- 50% of Portfolio Companies Indicated DEIB Was Not a Priority
In 2021, only 31% of our portfolio companies participated in our first DEIB survey. 19% have graduated to their own survey or program. That leaves 50% that either did not respond or responded to say that DEIB was not a priority for the company at this time. We were disappointed with this participation level and as we followed up with the companies that did not participate, many indicated they care deeply about the issue but were simply underwater and could not make time to participate.
We get it. A company has to stay alive.
With a lot of pressure to grow quickly, build product, acquire customers and never run out of cash, focusing on diversity seems like a higher level problem. A counter perspective is getting the team right is the difference maker.

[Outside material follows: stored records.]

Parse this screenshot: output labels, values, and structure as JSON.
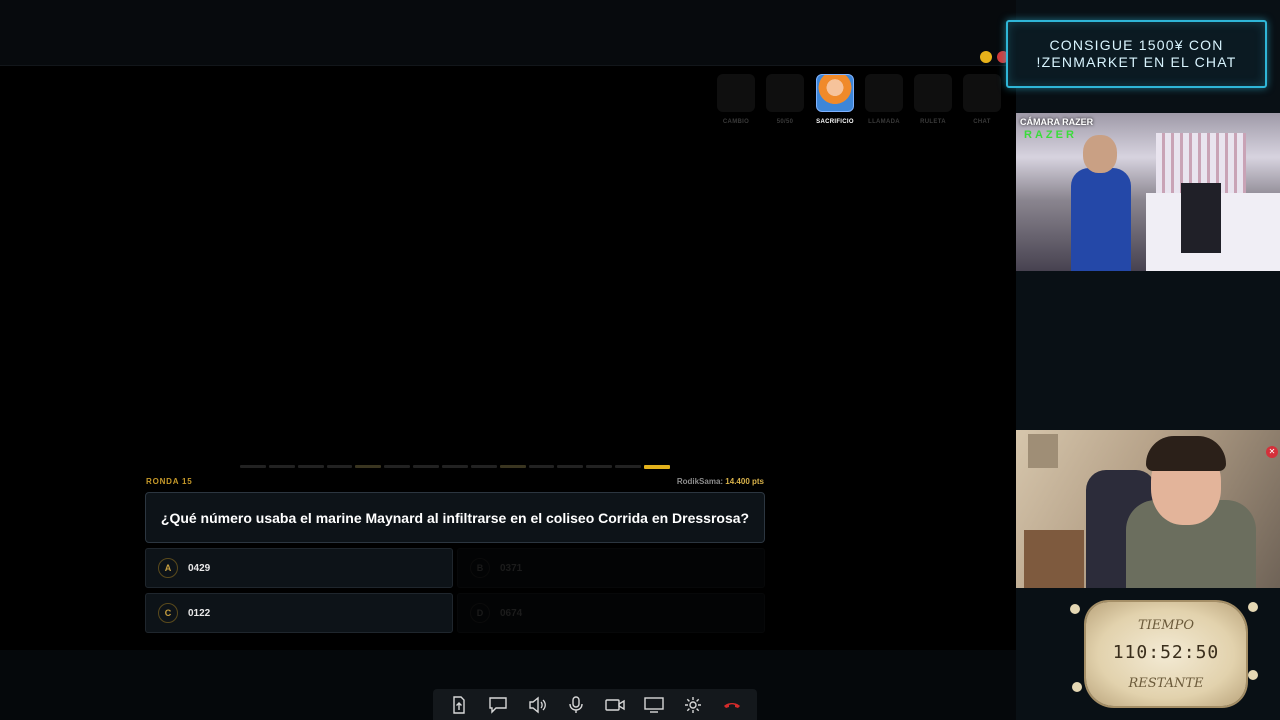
{
  "window_controls": {
    "minimize_color": "#e8b21a",
    "close_color": "#d23a3a"
  },
  "power_cards": [
    {
      "label": "CAMBIO",
      "icon": "card-cambio-icon",
      "active": false
    },
    {
      "label": "50/50",
      "icon": "card-5050-icon",
      "active": false
    },
    {
      "label": "SACRIFICIO",
      "icon": "card-sacrificio-icon",
      "active": true
    },
    {
      "label": "LLAMADA",
      "icon": "card-llamada-icon",
      "active": false
    },
    {
      "label": "RULETA",
      "icon": "card-ruleta-icon",
      "active": false
    },
    {
      "label": "CHAT",
      "icon": "card-chat-icon",
      "active": false
    }
  ],
  "round": {
    "label": "RONDA 15",
    "total_segments": 15,
    "current_segment": 15,
    "score_player": "RodikSama:",
    "score_points": "14.400 pts"
  },
  "question": {
    "text": "¿Qué número usaba el marine Maynard al infiltrarse en el coliseo Corrida en Dressrosa?"
  },
  "answers": [
    {
      "letter": "A",
      "text": "0429",
      "eliminated": false
    },
    {
      "letter": "B",
      "text": "0371",
      "eliminated": true
    },
    {
      "letter": "C",
      "text": "0122",
      "eliminated": false
    },
    {
      "letter": "D",
      "text": "0674",
      "eliminated": true
    }
  ],
  "toolbar": [
    {
      "name": "share-file-button",
      "icon": "upload-file-icon"
    },
    {
      "name": "chat-button",
      "icon": "chat-icon"
    },
    {
      "name": "speaker-button",
      "icon": "speaker-icon"
    },
    {
      "name": "microphone-button",
      "icon": "microphone-icon"
    },
    {
      "name": "camera-button",
      "icon": "camera-icon"
    },
    {
      "name": "screen-share-button",
      "icon": "monitor-icon"
    },
    {
      "name": "settings-button",
      "icon": "gear-icon"
    },
    {
      "name": "hang-up-button",
      "icon": "phone-hangup-icon"
    }
  ],
  "promo": {
    "line1": "CONSIGUE 1500¥ CON",
    "line2": "!ZENMARKET EN EL CHAT",
    "border_color": "#2fb6d8"
  },
  "webcam_top": {
    "title": "CÁMARA RAZER",
    "brand": "RAZER"
  },
  "timer": {
    "top_label": "TIEMPO",
    "value": "110:52:50",
    "bottom_label": "RESTANTE"
  },
  "colors": {
    "accent_gold": "#e3b21c",
    "panel_bg": "#0d1318",
    "hangup_red": "#d42b2b"
  }
}
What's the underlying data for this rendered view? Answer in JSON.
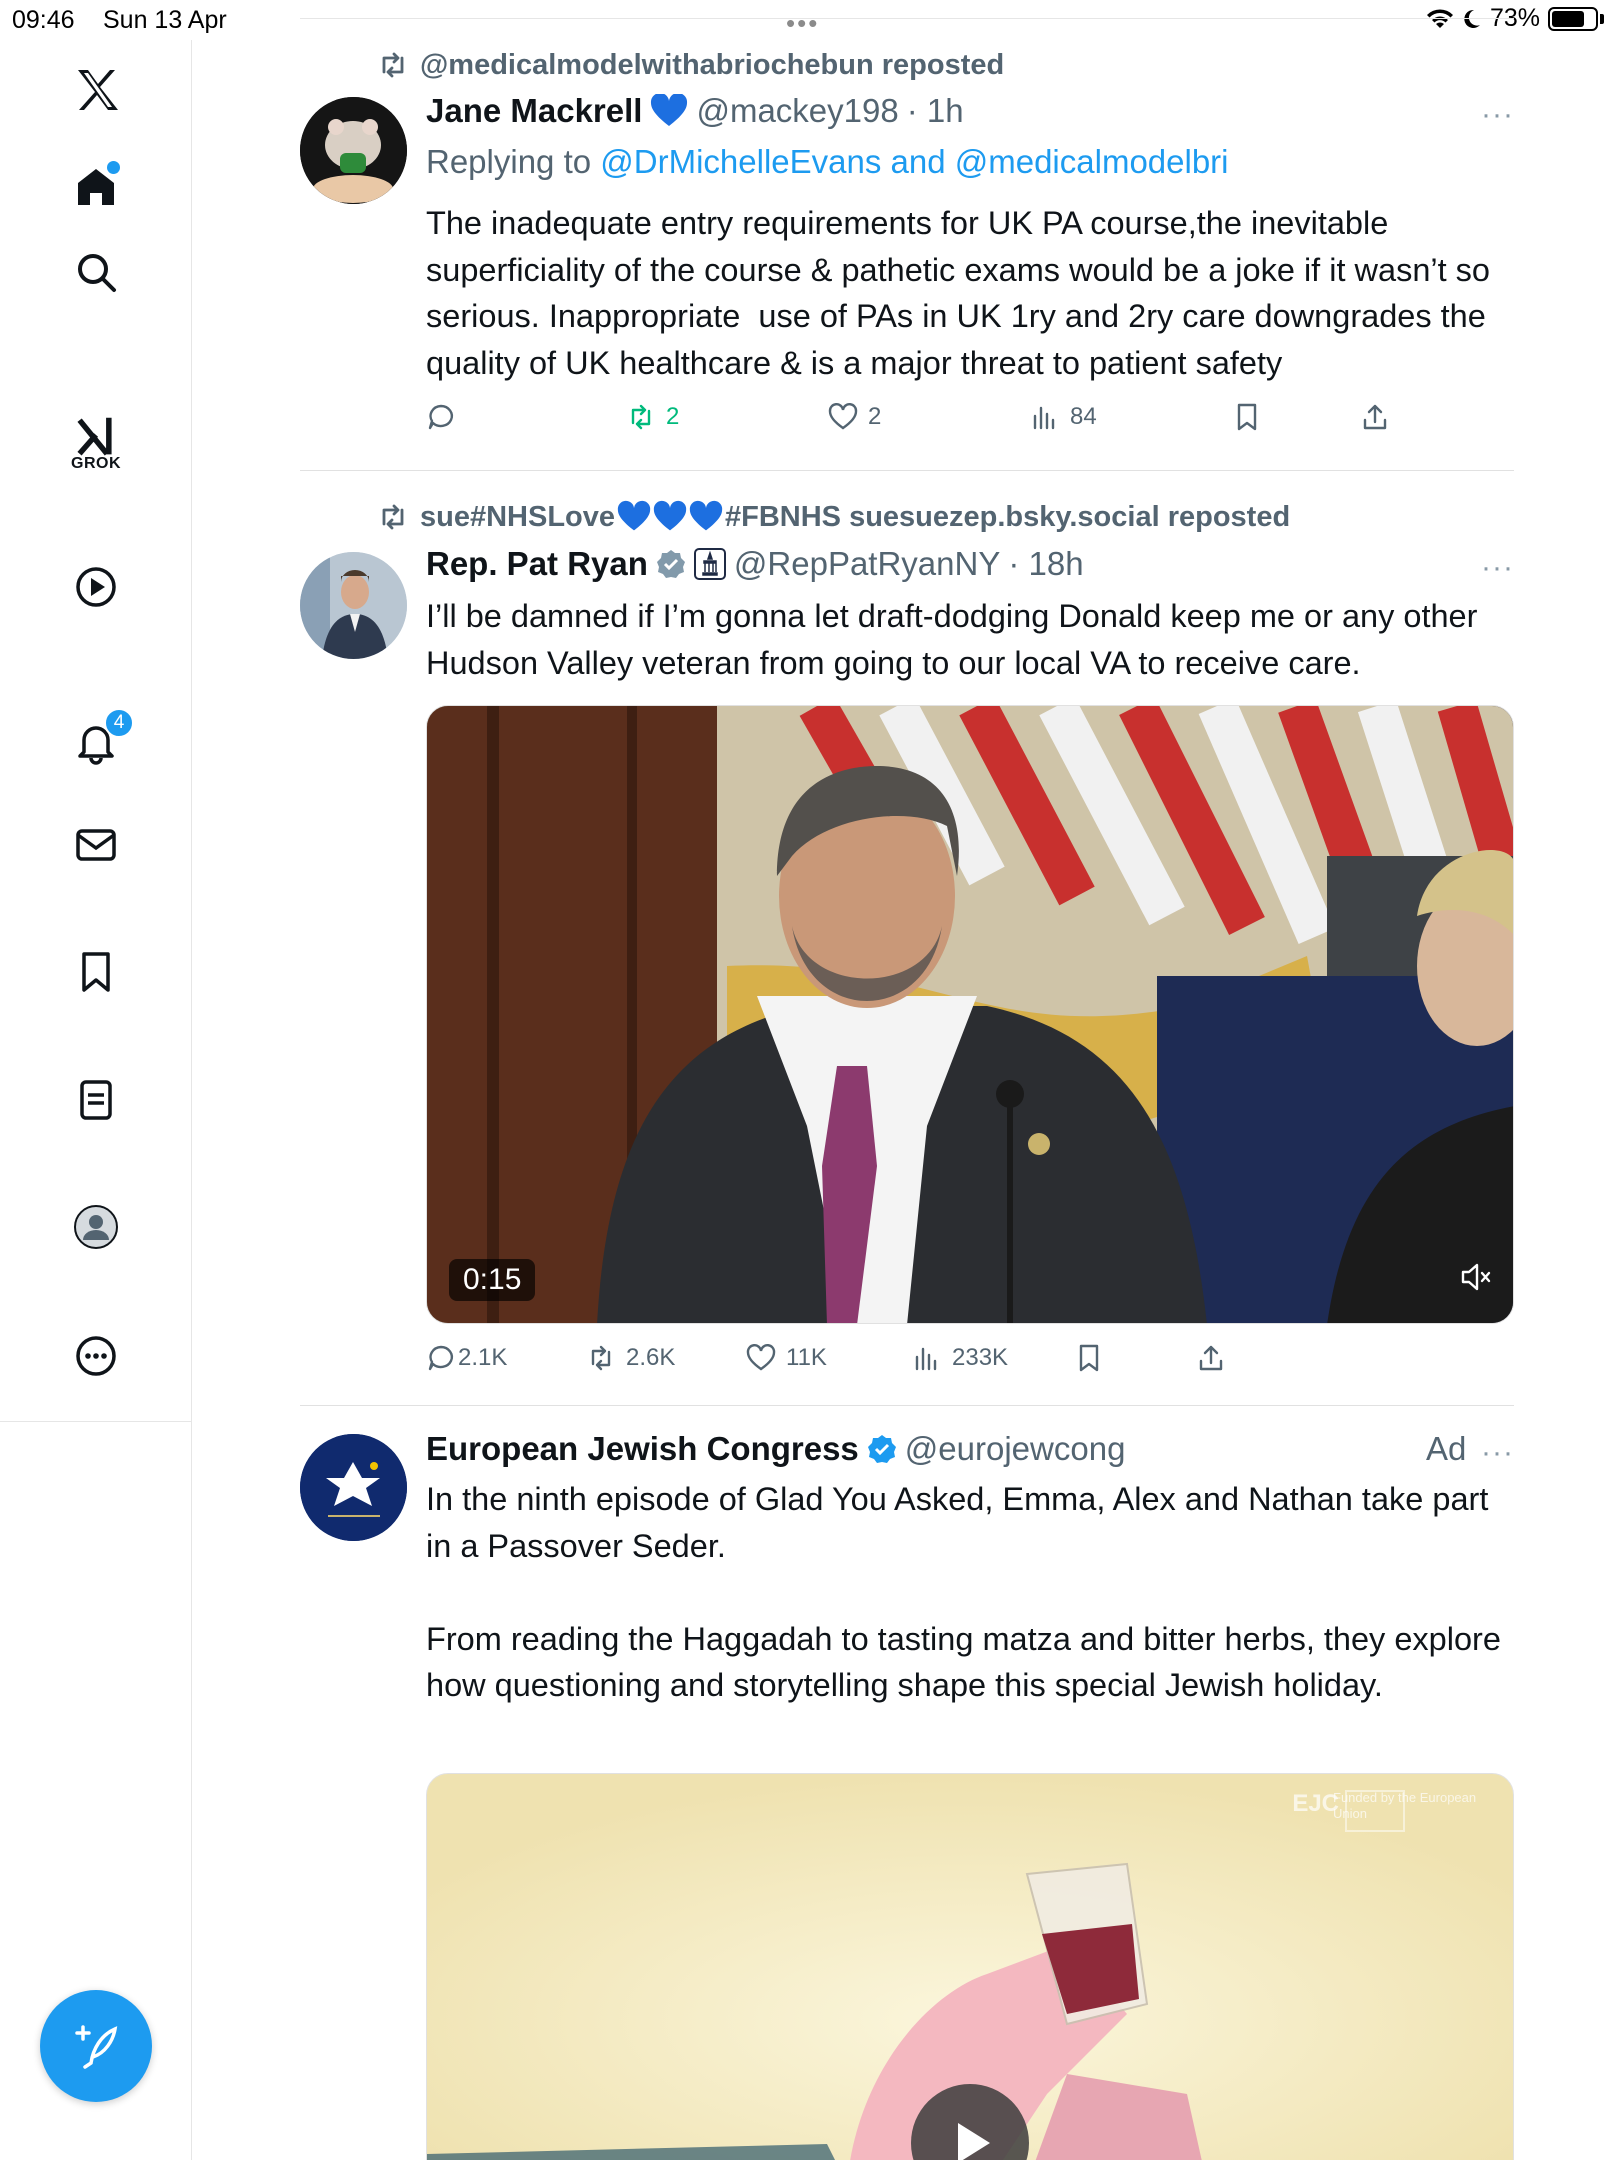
{
  "status_bar": {
    "time": "09:46",
    "date": "Sun 13 Apr",
    "battery": "73%"
  },
  "sidebar": {
    "grok_label": "GROK",
    "notifications_count": "4",
    "items": [
      "x-logo",
      "home",
      "search",
      "grok",
      "video",
      "notifications",
      "messages",
      "bookmarks",
      "lists",
      "profile",
      "more"
    ]
  },
  "posts": [
    {
      "repost_by": "@medicalmodelwithabriochebun reposted",
      "name": "Jane Mackrell",
      "handle": "@mackey198",
      "time": "· 1h",
      "reply_prefix": "Replying to ",
      "reply_to": "@DrMichelleEvans and @medicalmodelbri",
      "text": "The inadequate entry requirements for UK PA course,the inevitable superficiality of the course & pathetic exams would be a joke if it wasn’t so serious. Inappropriate  use of PAs in UK 1ry and 2ry care downgrades the quality of UK healthcare & is a major threat to patient safety",
      "reposts": "2",
      "likes": "2",
      "views": "84"
    },
    {
      "repost_by_a": "sue#NHSLove",
      "repost_by_b": "#FBNHS suesuezep.bsky.social reposted",
      "name": "Rep. Pat Ryan",
      "handle": "@RepPatRyanNY",
      "time": "· 18h",
      "text": "I’ll be damned if I’m gonna let draft-dodging Donald keep me or any other Hudson Valley veteran from going to our local VA to receive care.",
      "video_time": "0:15",
      "replies": "2.1K",
      "reposts": "2.6K",
      "likes": "11K",
      "views": "233K"
    },
    {
      "name": "European Jewish Congress",
      "handle": "@eurojewcong",
      "ad_label": "Ad",
      "text": "In the ninth episode of Glad You Asked, Emma, Alex and Nathan take part in a Passover Seder.\n\nFrom reading the Haggadah to tasting matza and bitter herbs, they explore how questioning and storytelling shape this special Jewish holiday.",
      "media_watermark": "EJC",
      "media_credit": "Funded by the European Union"
    }
  ],
  "more_label": "···",
  "colors": {
    "accent": "#1d9bf0",
    "repost_green": "#00ba7c",
    "muted": "#536471"
  }
}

Finding the right humans to solve difficult problems and aligning them to a shared vision with high performance culture is the edge needed to win.

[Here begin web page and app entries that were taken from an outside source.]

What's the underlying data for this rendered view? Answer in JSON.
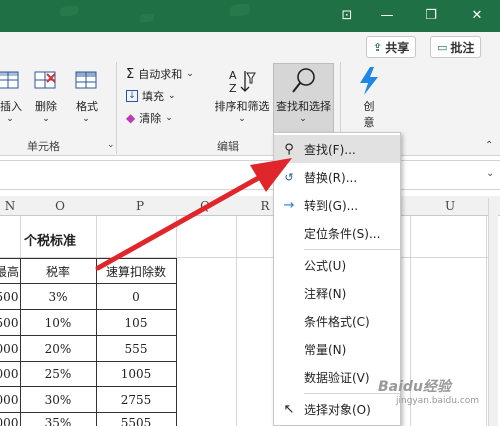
{
  "titlebar": {
    "icons": [
      "ribbon-display-icon",
      "minimize-icon",
      "restore-icon",
      "close-icon"
    ]
  },
  "actions": {
    "share": "共享",
    "comment": "批注"
  },
  "ribbon": {
    "cells_group": {
      "insert": "插入",
      "delete": "删除",
      "format": "格式",
      "label": "单元格"
    },
    "edit_group": {
      "autosum": "自动求和",
      "fill": "填充",
      "clear": "清除",
      "sort_filter": "排序和筛选",
      "find_select": "查找和选择",
      "label": "编辑"
    },
    "creative": {
      "label1": "创",
      "label2": "意"
    }
  },
  "columns": {
    "n": "N",
    "o": "O",
    "p": "P",
    "q": "Q",
    "r": "R",
    "u": "U"
  },
  "table": {
    "title": "个税标准",
    "headers": [
      "最高",
      "税率",
      "速算扣除数"
    ],
    "rows": [
      [
        "500",
        "3%",
        "0"
      ],
      [
        "500",
        "10%",
        "105"
      ],
      [
        "000",
        "20%",
        "555"
      ],
      [
        "000",
        "25%",
        "1005"
      ],
      [
        "000",
        "30%",
        "2755"
      ],
      [
        "000",
        "35%",
        "5505"
      ]
    ]
  },
  "menu": {
    "items": [
      {
        "label": "查找(F)...",
        "icon": "search-icon"
      },
      {
        "label": "替换(R)...",
        "icon": "replace-icon"
      },
      {
        "label": "转到(G)...",
        "icon": "arrow-right-icon"
      },
      {
        "label": "定位条件(S)...",
        "icon": ""
      },
      {
        "label": "公式(U)",
        "icon": ""
      },
      {
        "label": "注释(N)",
        "icon": ""
      },
      {
        "label": "条件格式(C)",
        "icon": ""
      },
      {
        "label": "常量(N)",
        "icon": ""
      },
      {
        "label": "数据验证(V)",
        "icon": ""
      },
      {
        "label": "选择对象(O)",
        "icon": "pointer-icon"
      }
    ]
  },
  "watermark": {
    "brand": "Baidu经验",
    "url": "jingyan.baidu.com"
  },
  "colors": {
    "excel_green": "#1f7145",
    "arrow_red": "#e0262a"
  }
}
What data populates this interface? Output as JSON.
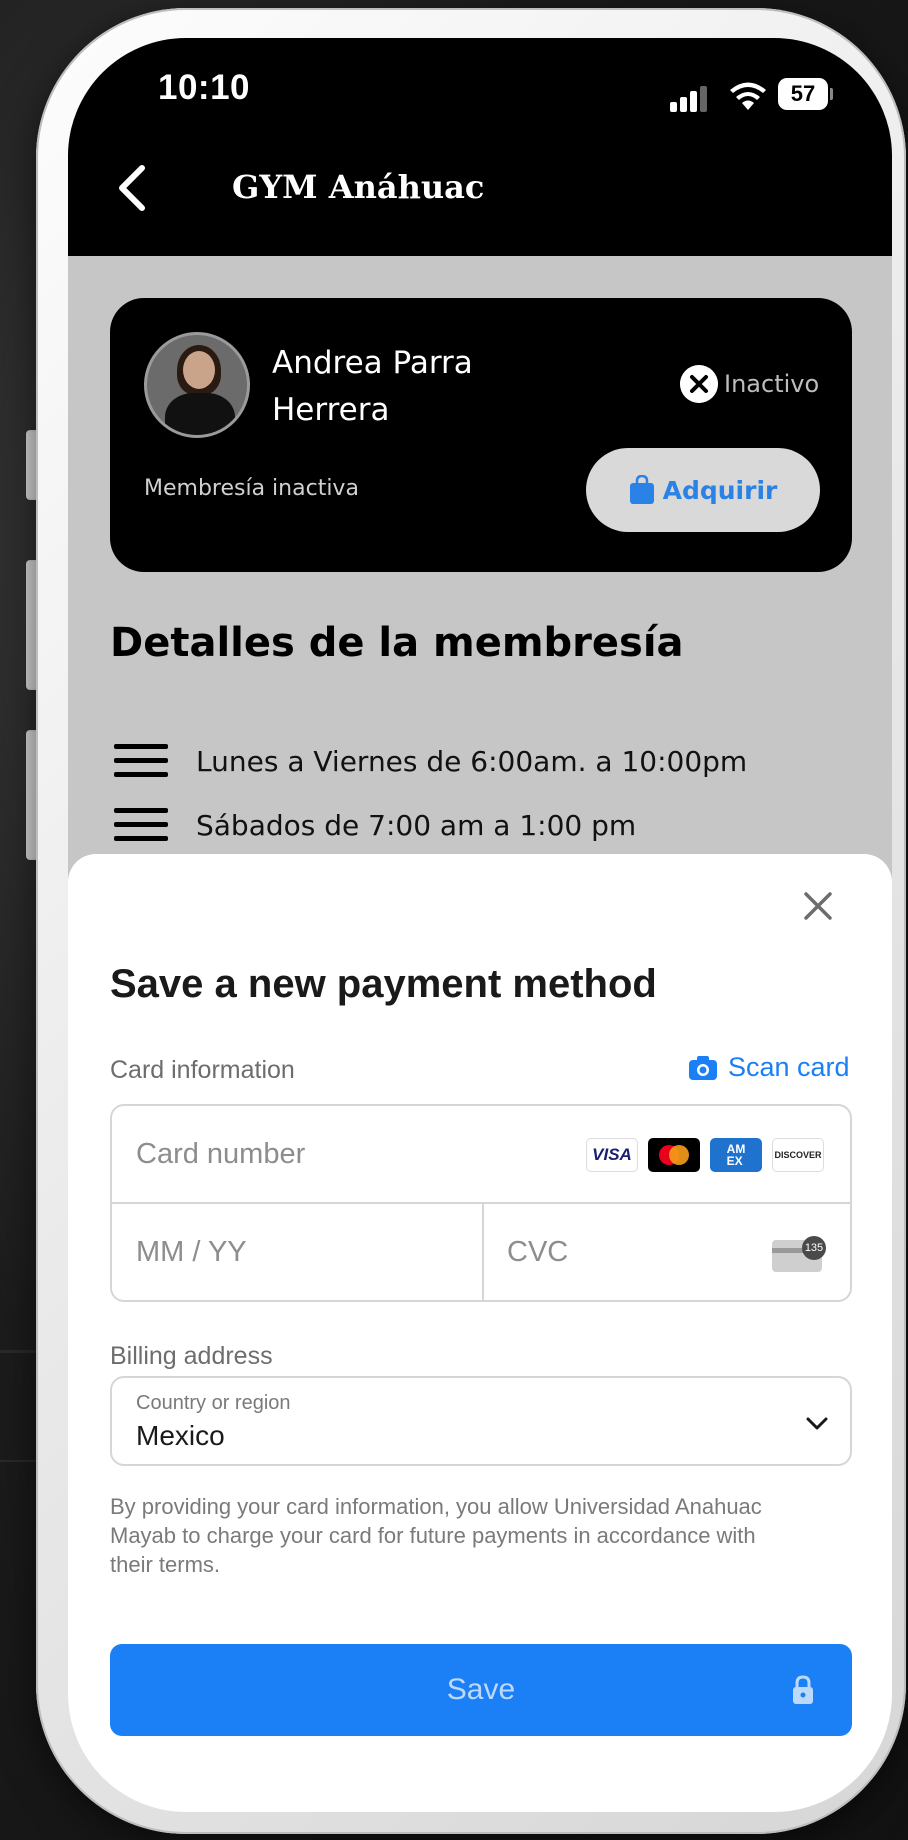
{
  "status_bar": {
    "time": "10:10",
    "battery": "57"
  },
  "header": {
    "title": "GYM Anáhuac"
  },
  "member": {
    "name": "Andrea Parra Herrera",
    "status": "Inactivo",
    "membership_status": "Membresía inactiva",
    "acquire_label": "Adquirir"
  },
  "details": {
    "title": "Detalles de la membresía",
    "schedule": [
      "Lunes a Viernes de 6:00am. a 10:00pm",
      "Sábados de 7:00 am a 1:00 pm"
    ]
  },
  "payment_sheet": {
    "title": "Save a new payment method",
    "card_info_label": "Card information",
    "scan_card_label": "Scan card",
    "card_number_placeholder": "Card number",
    "expiry_placeholder": "MM / YY",
    "cvc_placeholder": "CVC",
    "card_brands": [
      "VISA",
      "Mastercard",
      "AMEX",
      "DISCOVER"
    ],
    "cvc_hint": "135",
    "billing_label": "Billing address",
    "country_label": "Country or region",
    "country_value": "Mexico",
    "disclaimer": "By providing your card information, you allow Universidad Anahuac Mayab to charge your card for future payments in accordance with their terms.",
    "save_label": "Save"
  },
  "colors": {
    "accent": "#1b7ff5",
    "header_bg": "#000000",
    "page_bg": "#c6c6c6"
  }
}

I suspect that many of the companies that truly care but did not want to participate, were feeling much the same way the MATH team felt in 2020 (see Part 1 of this series). They were wondering where to start. That is exactly why we were trying to show them a first step, this work is meant to be an introduction to DEIB with measurement and survey tools combined with expert consulting from Peoplism to get them get started.
2. Early Action is Needed to Prevent Diversity Debt

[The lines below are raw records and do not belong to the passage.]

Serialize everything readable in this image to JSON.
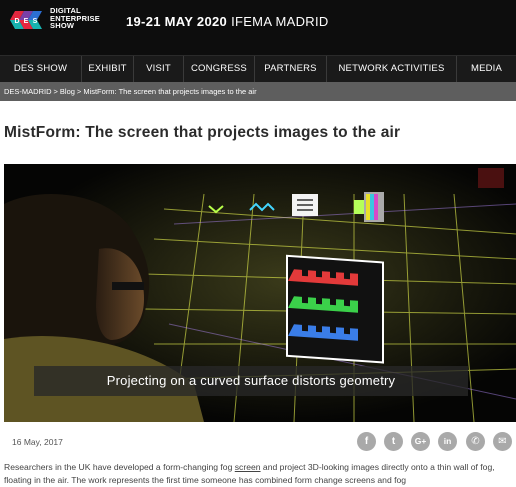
{
  "header": {
    "logo_letters": [
      "D",
      "E",
      "S"
    ],
    "logo_lines": [
      "DIGITAL",
      "ENTERPRISE",
      "SHOW"
    ],
    "dates": "19-21 MAY 2020",
    "venue": "IFEMA MADRID"
  },
  "nav": {
    "items": [
      {
        "label": "DES SHOW"
      },
      {
        "label": "EXHIBIT"
      },
      {
        "label": "VISIT"
      },
      {
        "label": "CONGRESS"
      },
      {
        "label": "PARTNERS"
      },
      {
        "label": "NETWORK ACTIVITIES"
      },
      {
        "label": "MEDIA"
      }
    ]
  },
  "breadcrumb": {
    "home": "DES-MADRID",
    "separator": ">",
    "blog": "Blog",
    "current": "MistForm: The screen that projects images to the air"
  },
  "article": {
    "title": "MistForm: The screen that projects images to the air",
    "image_caption": "Projecting on a curved surface distorts geometry",
    "date": "16 May, 2017",
    "body_before_link": "Researchers in the UK have developed a form-changing fog ",
    "body_link": "screen",
    "body_after_link": " and project 3D-looking images directly onto a thin wall of fog, floating in the air. The work represents the first time someone has combined form change screens and fog"
  },
  "share": {
    "icons": [
      "facebook-icon",
      "twitter-icon",
      "google-plus-icon",
      "linkedin-icon",
      "whatsapp-icon",
      "email-icon"
    ],
    "glyphs": [
      "f",
      "t",
      "G+",
      "in",
      "✆",
      "✉"
    ]
  },
  "colors": {
    "topbar": "#0d0d0d",
    "nav": "#1a1a1a",
    "breadcrumb": "#5e5e5e",
    "share_icon": "#a9a9a9",
    "logo_red": "#e4273f",
    "logo_blue": "#2c6fd4",
    "logo_teal": "#17b3b0",
    "logo_purple": "#7a3fa8"
  }
}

We have some portfolio companies that are early-stage with very small teams. For many of these teams, focusing on DEIB is something they want to do later after they have grown and are adding more people. The trouble with this approach is that as a company hits their inflection point, there is even more pressure to grow fast and hire talent quickly. This results in companies sourcing candidates from their network and soon the company is 50+ people that all look, act and think similarly. The problem with waiting until you are bigger is that it creates diversity debt. Soon, you start trying to recruit diverse candidates for open positions, but those candidates don’t perceive the team and culture as inclusive and as a result it is almost impossible to convince the best candidates to join.
Focusing on DEIB early engrains open, inclusive behavior in the company culture and ensures as the company hits the inflection point; the building blocks are in place to get the best candidates.
3. Source and Recruit for Capability over Experience
Passionate debates ensued in our team and in the portcos about whether we should be sourcing for experience or capability. Historical hiring practices have always put an emphasis on those with the most experience. As one of our portco founders said “I don’t want someone that is learning how to do it, I want someone who is tested and has been on a rocket ship before and succeeded.”
This in particular is an area where I would like to challenge myself and others to think differently. We need new and better approaches to assessing the capability of individuals. It is analogous to how MATH assesses a company’s unfair advantage in customer acquisition – if it is already showing up in revenue, it is too late, we need to be experts at seeing the early signals that others miss. Similarly, we need to get better at seeing the early signals in talent in order to recruit and retain the best talent – giving those with untapped capability the opportunity to soar. Uncovering and building the next amazing CMO, instead of hiring the CMO that was amazing in a prior role.
4. Underrepresented Groups Are Least Likely to Receive Developmental Feedback
Our survey revealed that underrepresented groups are the least likely to receive developmental feedback from their manager that will help improve them in their role. For me this was startling, not because managers in startups are not good at giving feedback (many are first time managers without formal training), but that a difference exists in the way under-represented groups feel about the feedback they receive as compared to the benchmark. This is a type of bias and nuance that can only be revealed in a well-crafted survey tool (see Part 2 of this series). It is also something that must be addressed.
Since uncovering this insight, I have been on a quest to source the most effective approaches on providing developmental feedback. Our companies each need to find what works for them but feedback needs to be delivered and received with a growth mindset. If our companies are 3xing every year, so should our key talent and the only way we can achieve this objective is by providing feedback that will help them grow and be successful in current and future roles.
5. Communicate a Clear, Articulate Vision to Drive Belonging
Hands down the most important aspect of what I have learned is how important a clear, articulate vision is to making diverse teams effective. Vision has always been important, but with diverse teams defining success so clearly that individuals from diverse experiences, backgrounds and perspectives all know they are solving the right problems is essential. Articulating each individual’s ability to contribute to the achievement of key metrics and recognizing shared success is non-negotiable.
If you have insights or resources to share about DEIB, please share them in the comments or DM me directly, I would love to learn more.